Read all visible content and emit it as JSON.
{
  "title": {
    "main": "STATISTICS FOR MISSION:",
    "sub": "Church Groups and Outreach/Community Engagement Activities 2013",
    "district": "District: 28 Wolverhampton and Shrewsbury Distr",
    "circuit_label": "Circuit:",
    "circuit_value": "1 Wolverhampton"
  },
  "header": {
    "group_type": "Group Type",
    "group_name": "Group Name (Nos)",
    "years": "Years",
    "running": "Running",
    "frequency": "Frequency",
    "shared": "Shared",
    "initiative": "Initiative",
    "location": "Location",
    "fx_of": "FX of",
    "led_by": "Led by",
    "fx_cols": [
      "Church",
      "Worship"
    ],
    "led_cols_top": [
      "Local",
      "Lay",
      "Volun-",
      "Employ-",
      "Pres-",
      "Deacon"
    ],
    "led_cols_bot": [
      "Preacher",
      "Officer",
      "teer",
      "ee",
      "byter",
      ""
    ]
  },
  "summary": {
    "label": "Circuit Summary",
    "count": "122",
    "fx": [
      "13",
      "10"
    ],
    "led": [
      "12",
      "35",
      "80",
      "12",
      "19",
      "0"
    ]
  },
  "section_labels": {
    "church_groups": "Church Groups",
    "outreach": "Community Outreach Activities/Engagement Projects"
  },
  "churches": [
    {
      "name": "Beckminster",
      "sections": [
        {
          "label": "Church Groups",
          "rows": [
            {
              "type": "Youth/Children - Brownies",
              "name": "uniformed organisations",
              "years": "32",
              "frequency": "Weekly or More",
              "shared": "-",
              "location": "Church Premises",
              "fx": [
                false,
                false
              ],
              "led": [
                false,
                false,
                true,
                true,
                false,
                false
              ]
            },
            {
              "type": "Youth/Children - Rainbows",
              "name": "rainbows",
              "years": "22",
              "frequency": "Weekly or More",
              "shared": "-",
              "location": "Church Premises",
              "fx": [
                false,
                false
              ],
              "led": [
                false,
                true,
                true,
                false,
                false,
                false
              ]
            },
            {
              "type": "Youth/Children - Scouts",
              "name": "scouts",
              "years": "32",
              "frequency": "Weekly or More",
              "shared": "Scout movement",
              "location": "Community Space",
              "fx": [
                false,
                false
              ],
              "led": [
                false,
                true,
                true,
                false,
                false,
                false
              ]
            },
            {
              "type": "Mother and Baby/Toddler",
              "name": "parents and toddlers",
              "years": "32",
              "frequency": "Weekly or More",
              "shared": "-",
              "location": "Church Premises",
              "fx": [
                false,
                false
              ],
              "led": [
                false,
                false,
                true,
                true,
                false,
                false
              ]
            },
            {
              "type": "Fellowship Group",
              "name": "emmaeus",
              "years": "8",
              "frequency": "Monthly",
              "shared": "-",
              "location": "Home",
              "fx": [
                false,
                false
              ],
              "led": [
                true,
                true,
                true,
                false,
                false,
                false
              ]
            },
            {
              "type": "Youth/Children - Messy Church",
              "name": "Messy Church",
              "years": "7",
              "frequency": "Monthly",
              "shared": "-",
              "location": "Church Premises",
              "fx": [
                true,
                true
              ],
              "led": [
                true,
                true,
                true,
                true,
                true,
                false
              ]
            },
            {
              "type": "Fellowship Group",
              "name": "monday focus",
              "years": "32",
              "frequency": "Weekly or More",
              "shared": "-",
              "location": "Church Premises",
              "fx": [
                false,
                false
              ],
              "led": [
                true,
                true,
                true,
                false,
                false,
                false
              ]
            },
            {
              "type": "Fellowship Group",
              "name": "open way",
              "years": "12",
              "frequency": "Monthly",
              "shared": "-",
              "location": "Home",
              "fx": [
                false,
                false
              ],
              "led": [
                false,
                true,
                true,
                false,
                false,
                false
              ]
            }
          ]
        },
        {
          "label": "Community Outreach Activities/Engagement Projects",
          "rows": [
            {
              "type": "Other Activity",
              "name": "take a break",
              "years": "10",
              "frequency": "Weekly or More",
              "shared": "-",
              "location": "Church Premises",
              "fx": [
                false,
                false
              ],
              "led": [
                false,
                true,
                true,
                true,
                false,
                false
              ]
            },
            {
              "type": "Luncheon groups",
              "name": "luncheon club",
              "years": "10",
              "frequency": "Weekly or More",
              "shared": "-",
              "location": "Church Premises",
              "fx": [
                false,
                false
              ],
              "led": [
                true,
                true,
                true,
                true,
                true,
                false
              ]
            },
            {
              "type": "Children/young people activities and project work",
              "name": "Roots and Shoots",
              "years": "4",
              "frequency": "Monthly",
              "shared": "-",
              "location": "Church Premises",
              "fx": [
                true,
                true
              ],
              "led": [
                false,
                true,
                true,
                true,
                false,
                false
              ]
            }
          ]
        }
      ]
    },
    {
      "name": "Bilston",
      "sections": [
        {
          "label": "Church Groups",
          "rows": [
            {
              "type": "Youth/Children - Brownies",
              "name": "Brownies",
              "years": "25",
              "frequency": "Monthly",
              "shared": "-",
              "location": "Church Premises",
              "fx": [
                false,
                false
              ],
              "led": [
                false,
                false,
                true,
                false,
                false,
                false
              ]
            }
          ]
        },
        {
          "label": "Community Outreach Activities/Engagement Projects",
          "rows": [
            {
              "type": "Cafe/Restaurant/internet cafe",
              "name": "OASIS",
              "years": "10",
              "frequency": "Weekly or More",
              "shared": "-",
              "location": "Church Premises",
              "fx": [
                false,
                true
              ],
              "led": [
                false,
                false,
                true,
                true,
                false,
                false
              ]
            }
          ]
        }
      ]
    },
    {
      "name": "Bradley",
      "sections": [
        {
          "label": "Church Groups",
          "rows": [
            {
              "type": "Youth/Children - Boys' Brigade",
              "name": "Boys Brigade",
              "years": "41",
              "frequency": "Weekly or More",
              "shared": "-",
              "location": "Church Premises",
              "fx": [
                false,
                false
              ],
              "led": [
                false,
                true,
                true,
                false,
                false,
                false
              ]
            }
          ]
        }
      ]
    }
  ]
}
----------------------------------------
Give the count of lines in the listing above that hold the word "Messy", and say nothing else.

2